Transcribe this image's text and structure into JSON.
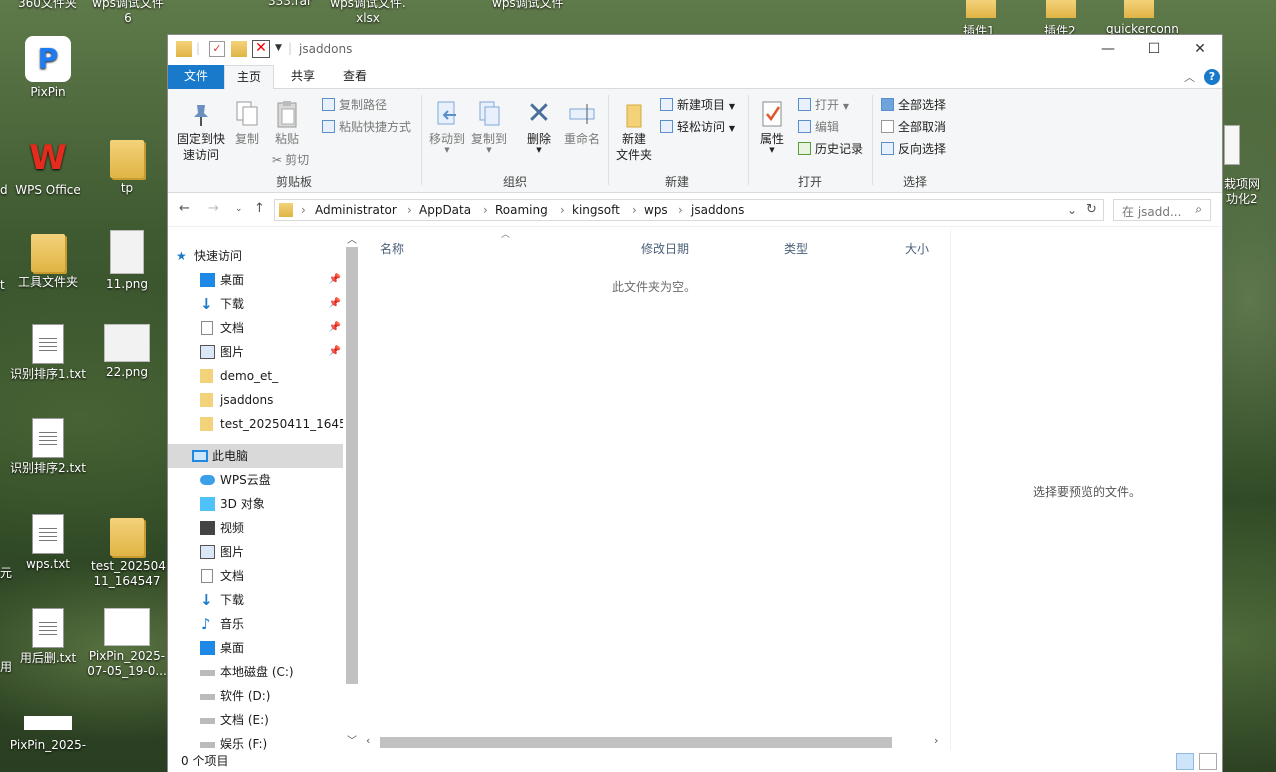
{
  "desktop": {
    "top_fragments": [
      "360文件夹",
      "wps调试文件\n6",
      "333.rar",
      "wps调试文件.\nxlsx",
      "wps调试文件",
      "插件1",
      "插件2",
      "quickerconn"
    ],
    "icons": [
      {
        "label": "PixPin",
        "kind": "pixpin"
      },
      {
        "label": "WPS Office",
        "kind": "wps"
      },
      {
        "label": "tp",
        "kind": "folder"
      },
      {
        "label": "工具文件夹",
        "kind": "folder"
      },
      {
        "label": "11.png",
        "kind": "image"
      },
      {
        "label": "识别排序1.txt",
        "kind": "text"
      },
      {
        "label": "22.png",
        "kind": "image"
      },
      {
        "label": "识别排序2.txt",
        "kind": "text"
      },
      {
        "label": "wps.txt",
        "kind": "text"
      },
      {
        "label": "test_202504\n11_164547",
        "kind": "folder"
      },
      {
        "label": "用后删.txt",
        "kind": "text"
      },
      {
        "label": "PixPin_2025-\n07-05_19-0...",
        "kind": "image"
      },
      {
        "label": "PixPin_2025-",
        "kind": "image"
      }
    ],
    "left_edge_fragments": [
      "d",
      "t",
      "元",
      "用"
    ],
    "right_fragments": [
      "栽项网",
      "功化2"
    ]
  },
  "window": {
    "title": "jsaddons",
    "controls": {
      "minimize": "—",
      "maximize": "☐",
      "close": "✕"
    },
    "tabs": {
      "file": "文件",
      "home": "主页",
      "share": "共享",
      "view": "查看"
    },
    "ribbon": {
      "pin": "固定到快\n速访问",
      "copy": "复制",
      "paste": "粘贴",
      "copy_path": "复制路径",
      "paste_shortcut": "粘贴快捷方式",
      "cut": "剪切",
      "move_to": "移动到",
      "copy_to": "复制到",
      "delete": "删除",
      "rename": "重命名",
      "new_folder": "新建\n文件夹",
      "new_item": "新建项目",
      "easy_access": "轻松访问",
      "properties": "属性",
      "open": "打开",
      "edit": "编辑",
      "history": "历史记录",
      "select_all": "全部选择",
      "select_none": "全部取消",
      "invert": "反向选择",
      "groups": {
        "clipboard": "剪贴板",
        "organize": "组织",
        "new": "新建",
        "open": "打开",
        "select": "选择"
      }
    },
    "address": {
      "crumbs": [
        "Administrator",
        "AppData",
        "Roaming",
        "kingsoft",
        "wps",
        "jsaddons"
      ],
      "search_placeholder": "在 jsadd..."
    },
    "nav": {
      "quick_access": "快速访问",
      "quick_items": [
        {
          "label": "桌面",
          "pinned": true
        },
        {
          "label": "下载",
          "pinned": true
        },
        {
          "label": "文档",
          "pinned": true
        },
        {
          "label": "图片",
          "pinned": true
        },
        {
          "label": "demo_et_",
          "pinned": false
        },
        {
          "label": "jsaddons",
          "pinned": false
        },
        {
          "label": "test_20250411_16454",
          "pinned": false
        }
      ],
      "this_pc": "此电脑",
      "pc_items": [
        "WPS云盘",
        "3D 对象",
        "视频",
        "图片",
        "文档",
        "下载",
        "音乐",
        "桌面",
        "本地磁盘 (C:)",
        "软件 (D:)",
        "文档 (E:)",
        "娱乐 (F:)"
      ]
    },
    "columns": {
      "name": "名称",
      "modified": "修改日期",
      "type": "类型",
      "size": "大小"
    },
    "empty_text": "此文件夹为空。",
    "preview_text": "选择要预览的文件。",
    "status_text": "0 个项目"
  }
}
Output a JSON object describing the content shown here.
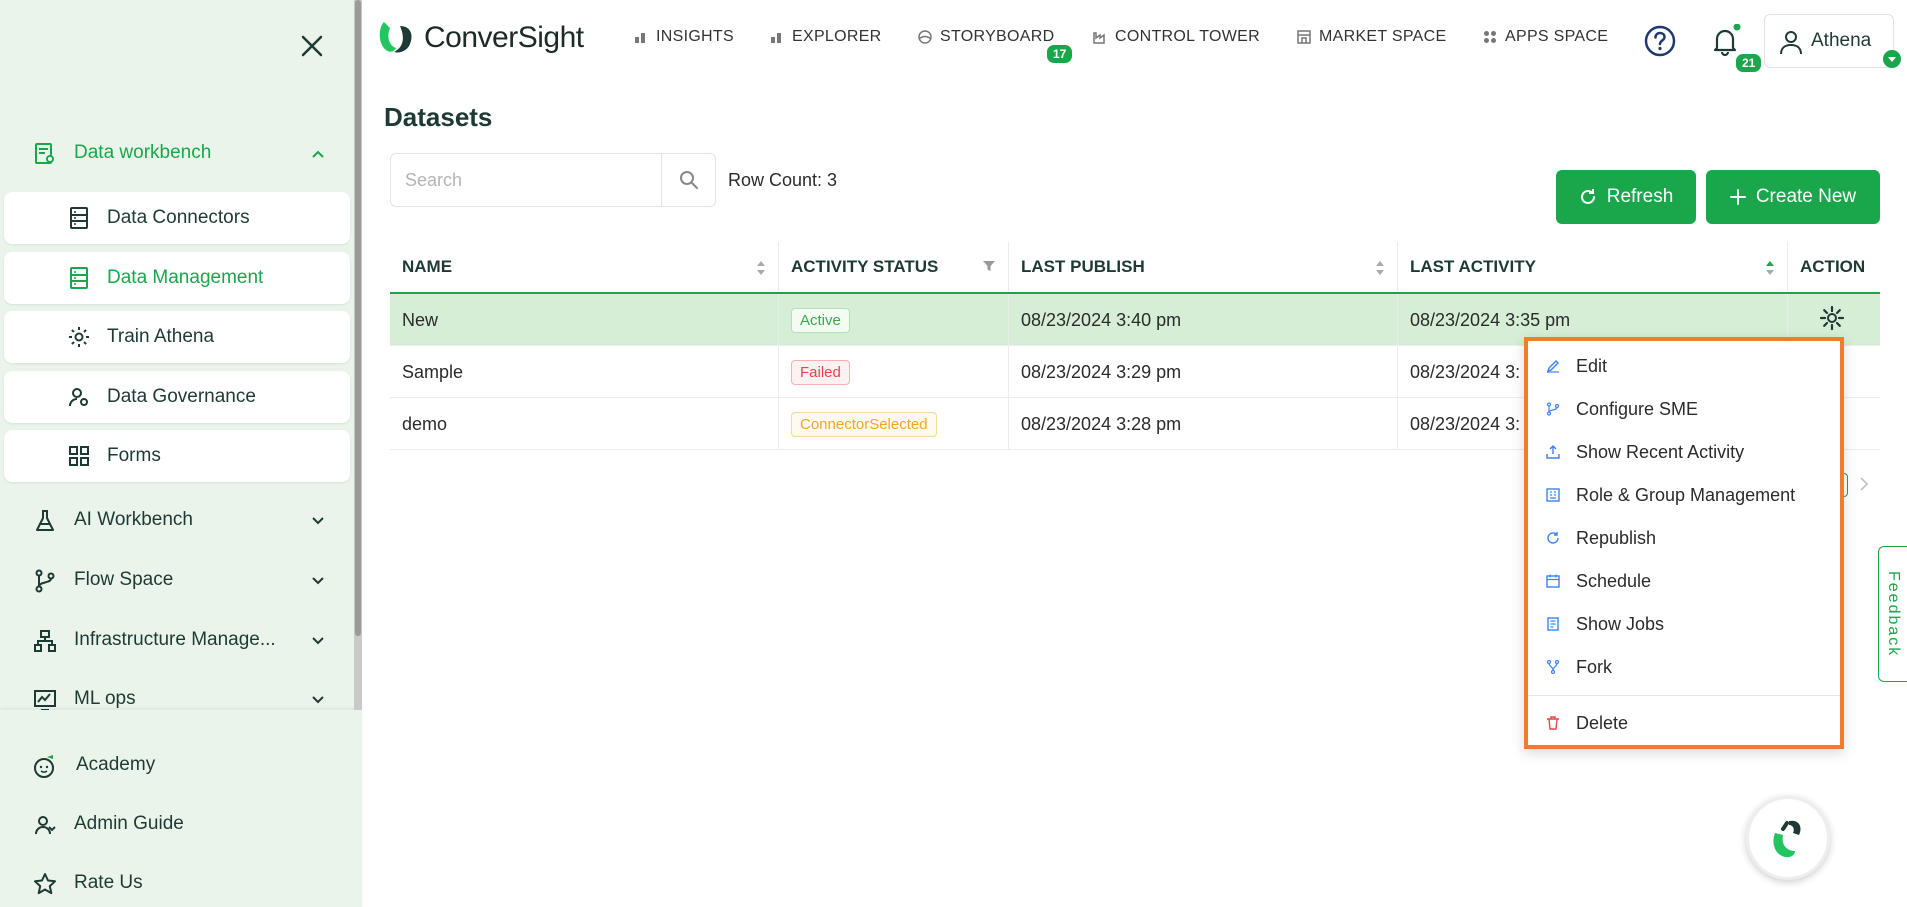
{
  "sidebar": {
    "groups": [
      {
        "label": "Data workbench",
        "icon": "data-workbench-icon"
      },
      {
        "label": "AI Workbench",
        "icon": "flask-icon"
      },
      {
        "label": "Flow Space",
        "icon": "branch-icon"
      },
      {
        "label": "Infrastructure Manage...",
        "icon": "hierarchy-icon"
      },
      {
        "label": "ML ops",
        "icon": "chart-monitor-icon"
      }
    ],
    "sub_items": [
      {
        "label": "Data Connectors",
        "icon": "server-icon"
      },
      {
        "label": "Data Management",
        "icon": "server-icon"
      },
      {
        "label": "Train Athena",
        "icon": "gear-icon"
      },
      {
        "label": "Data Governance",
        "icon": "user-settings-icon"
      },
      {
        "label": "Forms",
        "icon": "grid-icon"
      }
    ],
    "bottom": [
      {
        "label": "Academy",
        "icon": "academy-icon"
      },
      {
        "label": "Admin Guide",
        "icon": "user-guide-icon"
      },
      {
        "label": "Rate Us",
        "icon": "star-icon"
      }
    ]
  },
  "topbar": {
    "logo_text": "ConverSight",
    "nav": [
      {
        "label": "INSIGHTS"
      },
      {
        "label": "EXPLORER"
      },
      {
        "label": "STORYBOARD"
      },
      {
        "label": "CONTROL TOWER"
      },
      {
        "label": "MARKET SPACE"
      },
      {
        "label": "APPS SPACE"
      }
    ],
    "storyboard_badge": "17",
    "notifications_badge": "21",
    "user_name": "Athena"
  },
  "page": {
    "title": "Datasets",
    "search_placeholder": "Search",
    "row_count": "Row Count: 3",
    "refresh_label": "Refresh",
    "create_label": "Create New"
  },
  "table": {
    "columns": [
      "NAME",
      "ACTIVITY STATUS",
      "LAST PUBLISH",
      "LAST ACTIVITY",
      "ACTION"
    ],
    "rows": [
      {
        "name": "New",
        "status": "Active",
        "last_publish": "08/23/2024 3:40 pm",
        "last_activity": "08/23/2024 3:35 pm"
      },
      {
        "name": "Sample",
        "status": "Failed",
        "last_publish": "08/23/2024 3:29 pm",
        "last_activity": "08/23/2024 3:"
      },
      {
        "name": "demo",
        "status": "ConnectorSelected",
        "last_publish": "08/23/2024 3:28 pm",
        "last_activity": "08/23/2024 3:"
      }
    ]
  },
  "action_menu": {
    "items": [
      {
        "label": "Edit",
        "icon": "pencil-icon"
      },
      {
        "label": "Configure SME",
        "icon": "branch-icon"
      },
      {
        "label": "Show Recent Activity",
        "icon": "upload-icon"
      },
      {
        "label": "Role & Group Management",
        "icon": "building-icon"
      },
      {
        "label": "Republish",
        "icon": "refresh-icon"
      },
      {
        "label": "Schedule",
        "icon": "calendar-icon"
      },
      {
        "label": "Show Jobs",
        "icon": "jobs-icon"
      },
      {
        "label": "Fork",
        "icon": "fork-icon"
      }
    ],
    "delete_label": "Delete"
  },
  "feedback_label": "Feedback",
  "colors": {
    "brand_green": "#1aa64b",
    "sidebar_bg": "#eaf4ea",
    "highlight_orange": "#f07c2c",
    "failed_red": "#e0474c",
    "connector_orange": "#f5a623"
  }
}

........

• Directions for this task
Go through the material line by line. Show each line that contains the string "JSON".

• Response for this exercise
Transcribe this image's text and structure into JSON.
Output a JSON object describing the content shown here.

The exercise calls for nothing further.